How to complete this task → Once every line below with "JSON" has been counted, state the total and nothing else.

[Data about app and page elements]

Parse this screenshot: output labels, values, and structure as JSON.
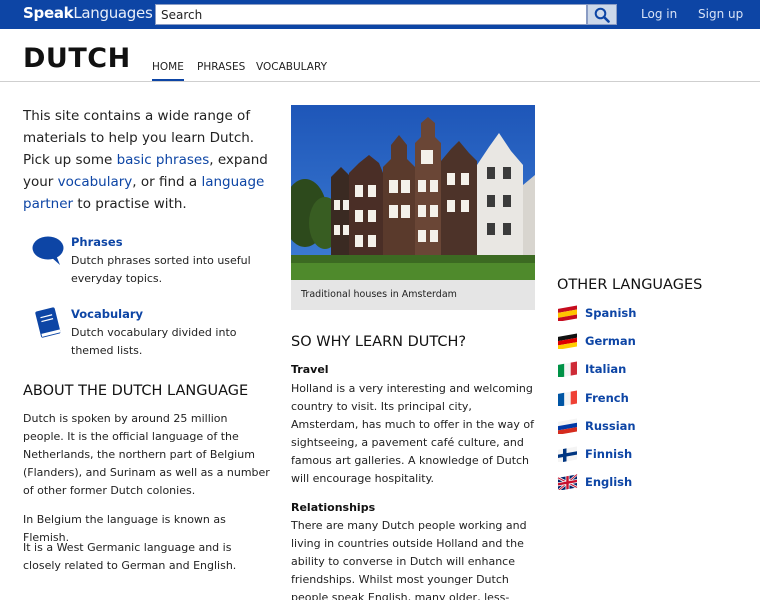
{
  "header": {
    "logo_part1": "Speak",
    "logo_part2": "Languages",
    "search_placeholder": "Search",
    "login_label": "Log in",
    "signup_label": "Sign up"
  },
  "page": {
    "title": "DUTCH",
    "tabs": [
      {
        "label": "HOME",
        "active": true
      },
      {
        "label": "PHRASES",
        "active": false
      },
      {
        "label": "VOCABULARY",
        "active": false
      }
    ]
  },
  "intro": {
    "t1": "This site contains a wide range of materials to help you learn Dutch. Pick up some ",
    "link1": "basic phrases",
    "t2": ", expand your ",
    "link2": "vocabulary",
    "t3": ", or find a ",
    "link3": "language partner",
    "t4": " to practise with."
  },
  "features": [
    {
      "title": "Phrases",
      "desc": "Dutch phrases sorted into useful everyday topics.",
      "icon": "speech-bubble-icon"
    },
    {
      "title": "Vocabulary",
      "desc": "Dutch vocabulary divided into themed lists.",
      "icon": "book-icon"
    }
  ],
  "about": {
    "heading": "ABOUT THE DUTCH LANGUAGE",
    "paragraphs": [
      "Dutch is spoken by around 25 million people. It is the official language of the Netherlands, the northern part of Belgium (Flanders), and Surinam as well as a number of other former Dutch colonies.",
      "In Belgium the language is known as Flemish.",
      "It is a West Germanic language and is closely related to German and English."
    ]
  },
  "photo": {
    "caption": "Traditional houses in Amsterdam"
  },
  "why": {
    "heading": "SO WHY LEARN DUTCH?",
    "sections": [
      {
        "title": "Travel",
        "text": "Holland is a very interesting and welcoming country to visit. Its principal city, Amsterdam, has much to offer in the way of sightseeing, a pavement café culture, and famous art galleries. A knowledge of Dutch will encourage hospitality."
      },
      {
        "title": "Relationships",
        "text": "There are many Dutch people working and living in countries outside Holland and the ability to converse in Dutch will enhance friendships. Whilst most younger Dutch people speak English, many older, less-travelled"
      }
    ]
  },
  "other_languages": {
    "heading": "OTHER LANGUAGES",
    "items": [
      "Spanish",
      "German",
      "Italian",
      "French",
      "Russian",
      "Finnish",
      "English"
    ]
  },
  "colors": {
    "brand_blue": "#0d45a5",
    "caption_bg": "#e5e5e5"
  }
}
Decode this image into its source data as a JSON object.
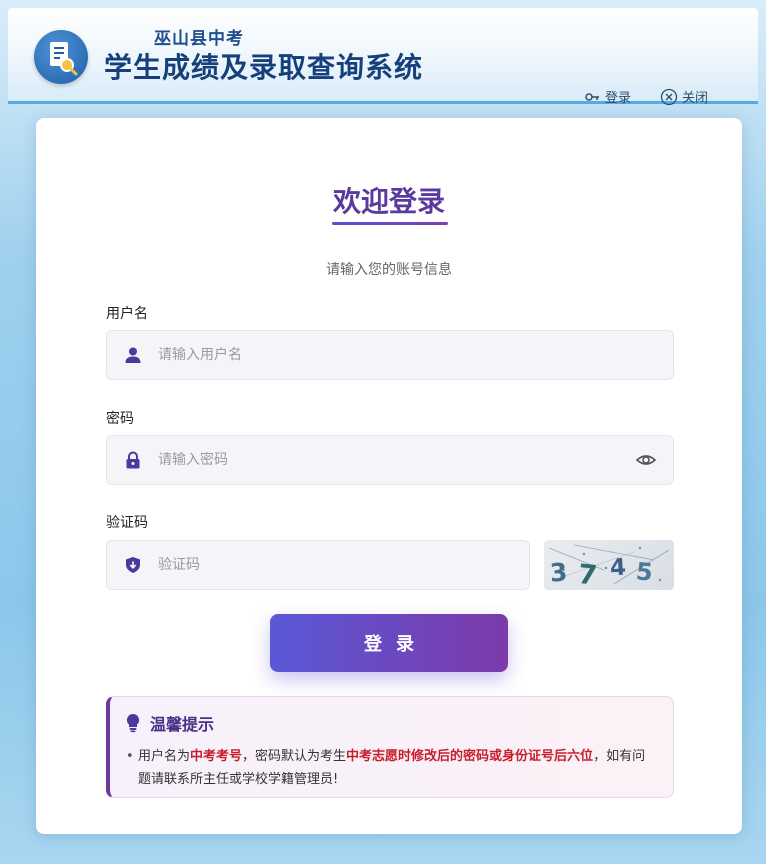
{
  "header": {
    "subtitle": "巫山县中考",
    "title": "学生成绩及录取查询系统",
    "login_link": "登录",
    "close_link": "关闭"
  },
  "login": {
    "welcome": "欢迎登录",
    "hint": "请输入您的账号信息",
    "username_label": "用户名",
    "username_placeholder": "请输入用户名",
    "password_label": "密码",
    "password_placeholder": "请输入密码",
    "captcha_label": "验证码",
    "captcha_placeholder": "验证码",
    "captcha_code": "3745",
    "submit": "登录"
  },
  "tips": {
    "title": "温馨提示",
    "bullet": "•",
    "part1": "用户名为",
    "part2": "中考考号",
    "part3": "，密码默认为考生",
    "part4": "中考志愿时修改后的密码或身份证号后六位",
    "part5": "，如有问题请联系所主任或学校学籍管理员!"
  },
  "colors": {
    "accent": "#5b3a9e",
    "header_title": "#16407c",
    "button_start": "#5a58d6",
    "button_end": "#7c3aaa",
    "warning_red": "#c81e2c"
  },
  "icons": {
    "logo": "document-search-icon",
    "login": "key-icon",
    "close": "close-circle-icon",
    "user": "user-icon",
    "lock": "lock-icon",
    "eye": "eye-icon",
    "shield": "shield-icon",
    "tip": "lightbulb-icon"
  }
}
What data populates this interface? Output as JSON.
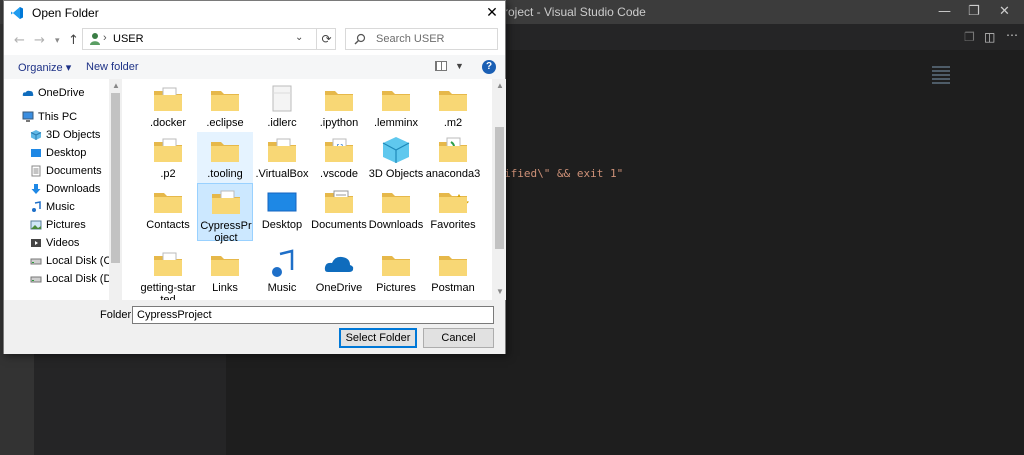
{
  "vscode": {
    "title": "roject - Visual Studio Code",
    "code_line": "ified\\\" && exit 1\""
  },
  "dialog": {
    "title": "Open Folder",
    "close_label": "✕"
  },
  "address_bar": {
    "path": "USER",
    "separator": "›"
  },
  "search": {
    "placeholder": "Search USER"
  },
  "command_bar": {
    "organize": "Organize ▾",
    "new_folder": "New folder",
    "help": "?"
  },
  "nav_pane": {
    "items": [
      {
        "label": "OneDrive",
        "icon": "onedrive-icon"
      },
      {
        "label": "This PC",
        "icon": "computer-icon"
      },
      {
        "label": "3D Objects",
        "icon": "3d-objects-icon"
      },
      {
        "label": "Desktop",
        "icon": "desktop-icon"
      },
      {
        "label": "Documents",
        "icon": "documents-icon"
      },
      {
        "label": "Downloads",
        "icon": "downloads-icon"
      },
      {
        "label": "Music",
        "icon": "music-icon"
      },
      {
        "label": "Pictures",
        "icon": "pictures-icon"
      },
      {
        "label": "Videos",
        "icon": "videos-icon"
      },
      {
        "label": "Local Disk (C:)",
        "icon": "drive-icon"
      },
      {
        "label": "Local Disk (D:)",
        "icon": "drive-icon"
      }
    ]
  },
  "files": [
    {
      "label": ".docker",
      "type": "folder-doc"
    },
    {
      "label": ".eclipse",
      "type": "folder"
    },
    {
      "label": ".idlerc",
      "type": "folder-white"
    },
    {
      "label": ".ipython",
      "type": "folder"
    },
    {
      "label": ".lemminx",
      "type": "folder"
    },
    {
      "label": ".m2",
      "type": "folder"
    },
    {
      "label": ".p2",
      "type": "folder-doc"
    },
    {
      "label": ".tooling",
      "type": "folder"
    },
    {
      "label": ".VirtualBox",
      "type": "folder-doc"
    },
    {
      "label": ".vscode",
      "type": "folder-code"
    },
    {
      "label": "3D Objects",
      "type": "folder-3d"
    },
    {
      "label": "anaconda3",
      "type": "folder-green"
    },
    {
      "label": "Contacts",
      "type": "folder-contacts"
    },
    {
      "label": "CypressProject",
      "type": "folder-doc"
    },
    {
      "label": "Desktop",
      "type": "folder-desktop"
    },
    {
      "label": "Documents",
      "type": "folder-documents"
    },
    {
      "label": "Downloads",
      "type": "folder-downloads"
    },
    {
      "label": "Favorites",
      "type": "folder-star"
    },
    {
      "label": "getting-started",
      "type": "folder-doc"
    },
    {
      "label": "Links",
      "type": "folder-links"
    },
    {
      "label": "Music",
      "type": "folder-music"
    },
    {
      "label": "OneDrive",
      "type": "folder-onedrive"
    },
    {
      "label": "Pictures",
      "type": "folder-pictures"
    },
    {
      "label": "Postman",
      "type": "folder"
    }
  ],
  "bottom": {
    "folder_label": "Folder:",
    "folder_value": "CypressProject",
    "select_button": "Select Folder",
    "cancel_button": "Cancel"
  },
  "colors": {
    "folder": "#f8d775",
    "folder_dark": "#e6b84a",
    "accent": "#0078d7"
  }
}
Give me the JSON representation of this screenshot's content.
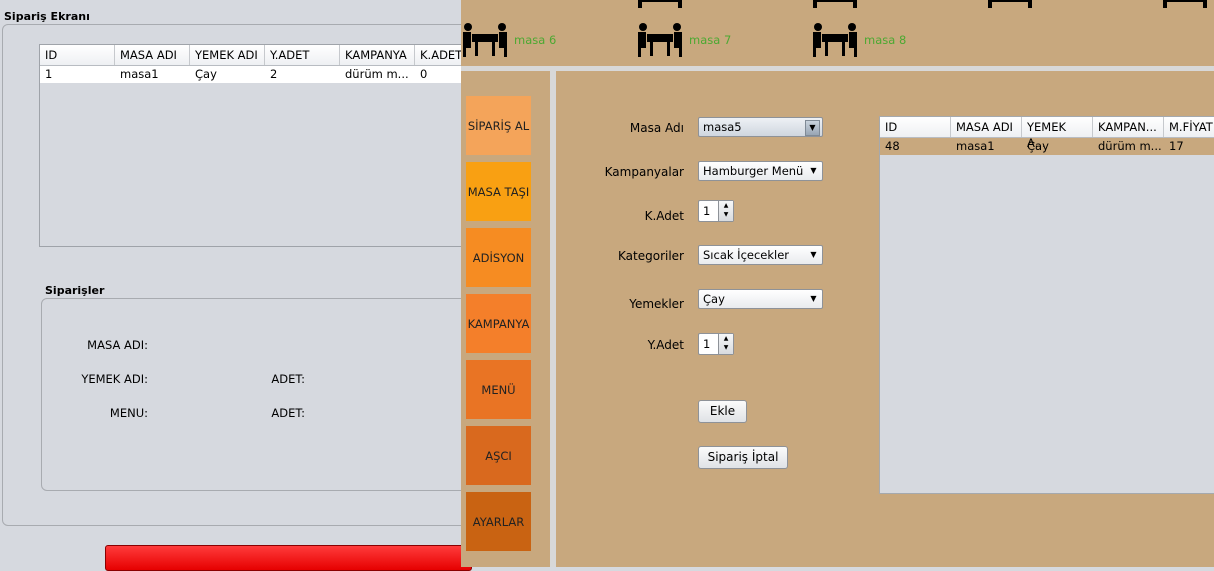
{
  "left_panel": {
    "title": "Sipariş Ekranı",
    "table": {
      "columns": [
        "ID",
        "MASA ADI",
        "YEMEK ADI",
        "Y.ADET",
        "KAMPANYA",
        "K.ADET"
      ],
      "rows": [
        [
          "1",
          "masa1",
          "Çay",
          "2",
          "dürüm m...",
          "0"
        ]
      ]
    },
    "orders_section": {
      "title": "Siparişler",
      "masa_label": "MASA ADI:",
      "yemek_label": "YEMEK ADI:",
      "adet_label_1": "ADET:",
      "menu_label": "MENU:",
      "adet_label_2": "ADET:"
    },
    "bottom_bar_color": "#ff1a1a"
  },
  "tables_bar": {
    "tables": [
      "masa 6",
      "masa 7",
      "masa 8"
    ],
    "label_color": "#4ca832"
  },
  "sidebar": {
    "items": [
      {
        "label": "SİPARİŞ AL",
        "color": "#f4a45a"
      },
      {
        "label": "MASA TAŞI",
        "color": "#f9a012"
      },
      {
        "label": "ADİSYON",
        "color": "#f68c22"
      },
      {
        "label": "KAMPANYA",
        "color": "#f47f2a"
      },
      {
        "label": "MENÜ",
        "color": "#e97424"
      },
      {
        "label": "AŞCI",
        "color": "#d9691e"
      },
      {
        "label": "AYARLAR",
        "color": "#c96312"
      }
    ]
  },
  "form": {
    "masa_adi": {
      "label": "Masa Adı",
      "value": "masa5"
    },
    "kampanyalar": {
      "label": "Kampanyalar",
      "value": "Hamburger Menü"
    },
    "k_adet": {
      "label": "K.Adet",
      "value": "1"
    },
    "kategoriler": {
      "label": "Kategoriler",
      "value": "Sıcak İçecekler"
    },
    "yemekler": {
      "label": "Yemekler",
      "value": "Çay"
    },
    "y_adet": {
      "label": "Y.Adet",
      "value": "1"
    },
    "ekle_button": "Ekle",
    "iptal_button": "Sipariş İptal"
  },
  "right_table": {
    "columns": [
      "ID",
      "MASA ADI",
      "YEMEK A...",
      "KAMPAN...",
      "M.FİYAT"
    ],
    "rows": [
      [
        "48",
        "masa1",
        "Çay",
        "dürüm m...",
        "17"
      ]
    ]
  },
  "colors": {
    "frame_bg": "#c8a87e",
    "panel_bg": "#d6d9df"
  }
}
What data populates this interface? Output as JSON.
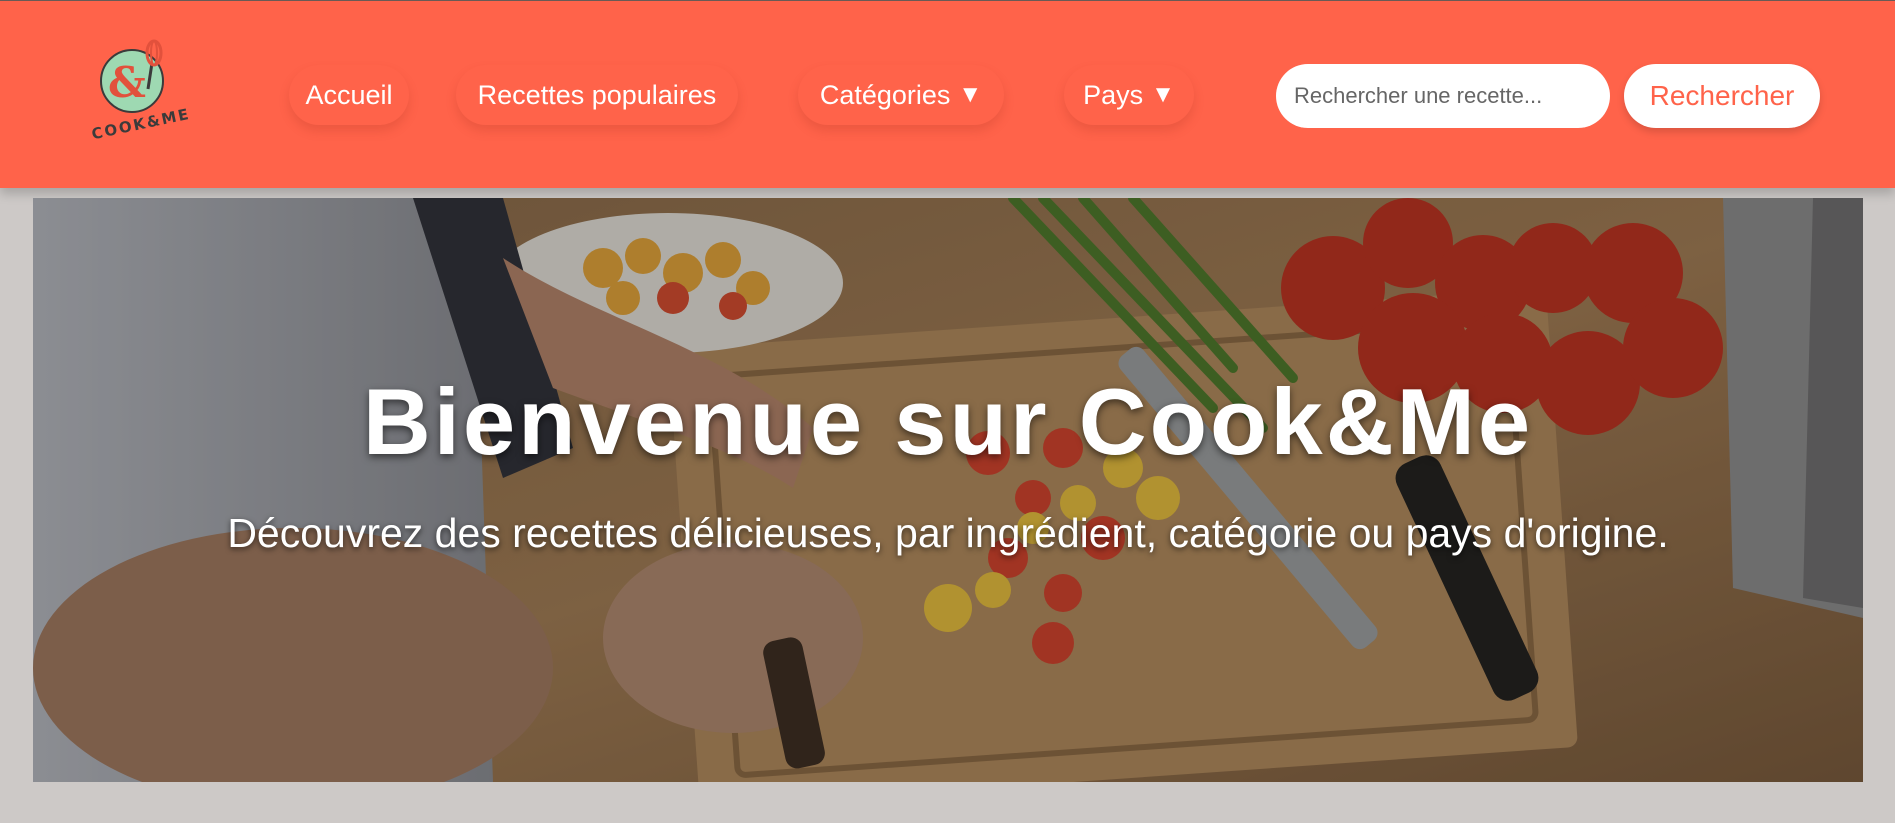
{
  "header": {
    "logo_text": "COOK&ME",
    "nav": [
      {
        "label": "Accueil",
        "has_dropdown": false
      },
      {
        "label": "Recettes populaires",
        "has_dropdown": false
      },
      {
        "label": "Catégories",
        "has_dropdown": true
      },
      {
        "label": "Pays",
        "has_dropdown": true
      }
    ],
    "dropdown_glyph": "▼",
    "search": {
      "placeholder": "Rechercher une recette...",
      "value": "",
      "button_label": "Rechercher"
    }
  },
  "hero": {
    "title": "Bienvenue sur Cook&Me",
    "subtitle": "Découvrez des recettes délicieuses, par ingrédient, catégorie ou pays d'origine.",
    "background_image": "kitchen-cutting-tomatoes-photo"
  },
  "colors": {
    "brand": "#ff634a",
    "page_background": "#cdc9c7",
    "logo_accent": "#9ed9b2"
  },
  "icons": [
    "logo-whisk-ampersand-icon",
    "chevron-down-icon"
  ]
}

Task response → 5